Excerpts from an interface dataset:
- - -

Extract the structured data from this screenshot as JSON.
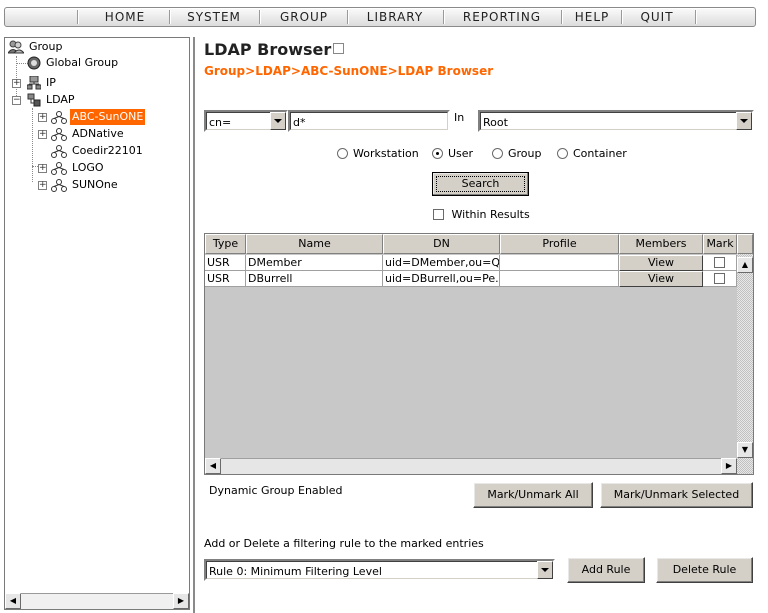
{
  "menu": {
    "items": [
      "HOME",
      "SYSTEM",
      "GROUP",
      "LIBRARY",
      "REPORTING",
      "HELP",
      "QUIT"
    ]
  },
  "tree": {
    "root": "Group",
    "global_group": "Global Group",
    "ip": "IP",
    "ldap": "LDAP",
    "servers": [
      "ABC-SunONE",
      "ADNative",
      "Coedir22101",
      "LOGO",
      "SUNOne"
    ],
    "selected": "ABC-SunONE"
  },
  "page": {
    "title": "LDAP Browser",
    "breadcrumb": "Group>LDAP>ABC-SunONE>LDAP Browser"
  },
  "search": {
    "attribute": "cn=",
    "query": "d*",
    "in_label": "In",
    "scope": "Root",
    "radios": [
      {
        "label": "Workstation",
        "checked": false
      },
      {
        "label": "User",
        "checked": true
      },
      {
        "label": "Group",
        "checked": false
      },
      {
        "label": "Container",
        "checked": false
      }
    ],
    "search_button": "Search",
    "within_results": "Within Results"
  },
  "table": {
    "columns": [
      "Type",
      "Name",
      "DN",
      "Profile",
      "Members",
      "Mark"
    ],
    "rows": [
      {
        "type": "USR",
        "name": "DMember",
        "dn": "uid=DMember,ou=Q...",
        "profile": "",
        "members": "View",
        "marked": false
      },
      {
        "type": "USR",
        "name": "DBurrell",
        "dn": "uid=DBurrell,ou=Pe...",
        "profile": "",
        "members": "View",
        "marked": false
      }
    ]
  },
  "footer": {
    "dynamic_status": "Dynamic Group Enabled",
    "mark_all": "Mark/Unmark All",
    "mark_selected": "Mark/Unmark Selected",
    "rule_instruction": "Add or Delete a filtering rule to the marked entries",
    "rule_selected": "Rule 0: Minimum Filtering Level",
    "add_rule": "Add Rule",
    "delete_rule": "Delete Rule"
  },
  "colors": {
    "accent": "#ff6600",
    "chrome": "#d4d0c8"
  }
}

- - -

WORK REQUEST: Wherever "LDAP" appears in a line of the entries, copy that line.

RESULT OF THIS EXERCISE:
    "ldap": "LDAP",
    "title": "LDAP Browser",
    "breadcrumb": "Group>LDAP>ABC-SunONE>LDAP Browser"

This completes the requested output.